Tree crops in the Southwest face many challenges, from potential reductions in water supply to reduced chilling periods, as well as rapid changes in the seasonal timing of flowering and fruiting. California produces about 95 percent of U.S. apricots, almonds, figs, kiwis, raisins, olives, cling peaches, dried plums, persimmons, pistachios, and walnuts, in addition to other high-value crops. These and other agricultural products will face conditions that could reduce yields or value.

Species may need to shift northward to reflect the changing climate that supports them. This is particularly true for fruit trees that require a certain number of “chill hours” between 32 and 45 degrees Fahrenheit for ideal productivity. The ongoing warming could push many varieties beyond their optimum temperatures, particularly after 2050. 

All of the Southwest’s trees, meanwhile, will be vulnerable to increases in wildfire and insect infestations. Higher temperatures and lack of water, particularly in the months leading up to summer, prime many southwestern forests for wildfire. Meanwhile, longer growing seasons and warmer winters sometimes permit tree-killing insects such as bark beetles to have more than one breeding season in a year.

From 1984 to 2008, wildfire and bark beetles killed trees across 20 percent of forests in Arizona and New Mexico. In some cases, certain species died preferentially. For instance, bark beetles took down many pinyon trees across the Southwest, but left generally untouched their companion tree, juniper. Similarly, many trees survive wildfires, particularly if they pass only across the surface to burn grasses and small seedlings. In recent years, however, some large wildfires reached into the crowns of even large trees, virtually charred entire swaths of forests as large as 5,000 acres, leaving charcoal-blackened remnants of trees standing dead.

Fire models generally project increased wildfire hazard as climate change continues. Burned area could double in the southern Rockies, and increase by up to 74 percent in California, based on results from numerous models. Conifer forests of southern California and the sky-island forests on mountain peaks throughout southern Arizona are among the most vulnerable to potential vegetation shifts due to climate change coupled with the increase in wildfires that are projected.

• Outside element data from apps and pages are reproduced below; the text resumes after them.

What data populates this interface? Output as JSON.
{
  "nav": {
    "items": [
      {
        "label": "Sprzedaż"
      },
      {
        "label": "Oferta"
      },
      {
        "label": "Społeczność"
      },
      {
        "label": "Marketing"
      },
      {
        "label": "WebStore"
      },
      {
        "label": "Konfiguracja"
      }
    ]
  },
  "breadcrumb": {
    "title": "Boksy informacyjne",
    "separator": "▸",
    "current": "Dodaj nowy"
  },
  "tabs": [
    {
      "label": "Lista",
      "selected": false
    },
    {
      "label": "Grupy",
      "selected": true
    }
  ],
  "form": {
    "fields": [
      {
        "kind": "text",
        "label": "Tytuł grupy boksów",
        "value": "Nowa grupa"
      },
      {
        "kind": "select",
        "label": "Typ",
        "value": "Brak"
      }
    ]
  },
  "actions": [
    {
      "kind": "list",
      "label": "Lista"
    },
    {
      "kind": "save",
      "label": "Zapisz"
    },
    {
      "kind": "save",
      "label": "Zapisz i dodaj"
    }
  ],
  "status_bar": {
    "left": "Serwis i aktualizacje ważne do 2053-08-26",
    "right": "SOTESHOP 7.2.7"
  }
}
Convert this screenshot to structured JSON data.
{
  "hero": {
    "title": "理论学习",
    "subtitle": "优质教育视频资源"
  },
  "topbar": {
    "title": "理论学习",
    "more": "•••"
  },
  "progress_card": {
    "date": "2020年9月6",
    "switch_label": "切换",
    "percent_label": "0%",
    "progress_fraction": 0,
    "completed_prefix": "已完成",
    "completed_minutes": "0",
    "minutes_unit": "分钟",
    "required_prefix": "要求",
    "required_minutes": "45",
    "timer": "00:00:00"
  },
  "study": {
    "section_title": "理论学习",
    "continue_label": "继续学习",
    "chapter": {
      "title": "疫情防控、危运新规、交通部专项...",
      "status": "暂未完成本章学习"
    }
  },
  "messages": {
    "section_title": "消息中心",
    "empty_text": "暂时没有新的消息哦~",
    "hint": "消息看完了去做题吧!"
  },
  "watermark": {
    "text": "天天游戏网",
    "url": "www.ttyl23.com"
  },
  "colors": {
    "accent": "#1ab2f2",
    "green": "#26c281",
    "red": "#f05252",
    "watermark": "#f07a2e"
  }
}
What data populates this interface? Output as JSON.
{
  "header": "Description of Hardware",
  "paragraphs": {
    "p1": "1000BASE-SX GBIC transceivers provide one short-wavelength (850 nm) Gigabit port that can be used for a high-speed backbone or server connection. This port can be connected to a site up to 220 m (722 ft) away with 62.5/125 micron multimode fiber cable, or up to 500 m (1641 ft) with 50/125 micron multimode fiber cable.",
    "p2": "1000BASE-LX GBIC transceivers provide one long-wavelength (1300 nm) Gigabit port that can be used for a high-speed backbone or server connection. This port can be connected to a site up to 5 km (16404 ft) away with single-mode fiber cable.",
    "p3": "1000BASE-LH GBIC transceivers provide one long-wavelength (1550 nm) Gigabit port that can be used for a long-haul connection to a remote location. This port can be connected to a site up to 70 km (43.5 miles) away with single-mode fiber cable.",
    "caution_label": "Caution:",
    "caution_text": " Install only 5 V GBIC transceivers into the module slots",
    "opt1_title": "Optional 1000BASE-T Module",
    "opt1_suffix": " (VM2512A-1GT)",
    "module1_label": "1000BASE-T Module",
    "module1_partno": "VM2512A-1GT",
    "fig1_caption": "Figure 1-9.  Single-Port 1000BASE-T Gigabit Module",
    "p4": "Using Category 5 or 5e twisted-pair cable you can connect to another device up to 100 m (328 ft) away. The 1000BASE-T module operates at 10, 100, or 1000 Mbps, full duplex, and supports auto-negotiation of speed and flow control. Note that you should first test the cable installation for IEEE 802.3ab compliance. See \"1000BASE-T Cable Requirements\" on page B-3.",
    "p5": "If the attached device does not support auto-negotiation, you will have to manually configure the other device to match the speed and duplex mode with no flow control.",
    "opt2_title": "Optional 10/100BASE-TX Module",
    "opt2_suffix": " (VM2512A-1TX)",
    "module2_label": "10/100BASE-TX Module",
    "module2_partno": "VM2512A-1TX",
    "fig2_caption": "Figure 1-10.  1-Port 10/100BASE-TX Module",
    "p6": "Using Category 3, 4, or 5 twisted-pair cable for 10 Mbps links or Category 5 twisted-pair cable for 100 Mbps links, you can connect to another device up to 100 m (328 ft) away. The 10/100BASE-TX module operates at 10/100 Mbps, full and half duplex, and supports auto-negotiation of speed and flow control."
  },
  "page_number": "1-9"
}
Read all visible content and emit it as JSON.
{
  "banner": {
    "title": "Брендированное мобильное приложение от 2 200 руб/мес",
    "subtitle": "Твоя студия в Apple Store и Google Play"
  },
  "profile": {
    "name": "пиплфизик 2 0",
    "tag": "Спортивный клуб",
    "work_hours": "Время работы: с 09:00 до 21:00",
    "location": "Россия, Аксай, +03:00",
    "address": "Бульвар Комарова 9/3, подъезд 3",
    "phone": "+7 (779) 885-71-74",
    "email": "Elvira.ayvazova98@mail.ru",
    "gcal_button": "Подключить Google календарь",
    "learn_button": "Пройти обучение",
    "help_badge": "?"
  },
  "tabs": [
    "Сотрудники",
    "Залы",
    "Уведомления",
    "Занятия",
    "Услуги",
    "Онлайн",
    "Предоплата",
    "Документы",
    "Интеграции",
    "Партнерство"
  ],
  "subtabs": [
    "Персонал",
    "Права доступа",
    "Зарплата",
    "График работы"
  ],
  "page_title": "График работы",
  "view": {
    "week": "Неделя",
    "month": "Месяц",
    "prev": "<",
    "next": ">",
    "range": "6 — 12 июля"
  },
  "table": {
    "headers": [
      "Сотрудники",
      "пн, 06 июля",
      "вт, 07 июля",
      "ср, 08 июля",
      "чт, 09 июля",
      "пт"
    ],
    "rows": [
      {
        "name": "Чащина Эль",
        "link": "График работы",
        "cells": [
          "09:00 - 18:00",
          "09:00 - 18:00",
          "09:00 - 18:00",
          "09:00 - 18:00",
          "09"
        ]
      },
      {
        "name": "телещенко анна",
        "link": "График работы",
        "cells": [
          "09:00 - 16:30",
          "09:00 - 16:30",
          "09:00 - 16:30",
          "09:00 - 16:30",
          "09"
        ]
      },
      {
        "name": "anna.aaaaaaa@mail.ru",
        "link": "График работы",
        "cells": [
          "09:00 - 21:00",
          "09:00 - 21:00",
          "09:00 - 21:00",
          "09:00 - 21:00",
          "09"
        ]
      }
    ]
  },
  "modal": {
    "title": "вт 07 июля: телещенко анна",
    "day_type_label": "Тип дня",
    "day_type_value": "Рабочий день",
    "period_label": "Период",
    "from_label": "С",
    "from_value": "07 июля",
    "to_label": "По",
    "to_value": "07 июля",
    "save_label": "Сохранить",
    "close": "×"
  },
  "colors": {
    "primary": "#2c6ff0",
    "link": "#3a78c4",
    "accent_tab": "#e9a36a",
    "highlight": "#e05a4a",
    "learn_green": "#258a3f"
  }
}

In some dry western forests, such as Ponderosa pine forests, wildfire hazard can be tamed by thinning out of relatively young trees that otherwise can carry fire into the canopies of the tallest trees. Prescribed burning upon thinning, or regularly in forests that have not reached an overly dense state from too many young trees, can further make forests more resilient to coming changes.

When thinning, keep in mind that retaining some large trees can help forests adapt to climate change. They also help dampen the trajectories for future change by storing carbon that was plucked out of the air as carbon dioxide, one of the greenhouse gases blamed most for the ongoing climate change.


For more insights on how climate change is affecting and is projected to affect the Southwest, see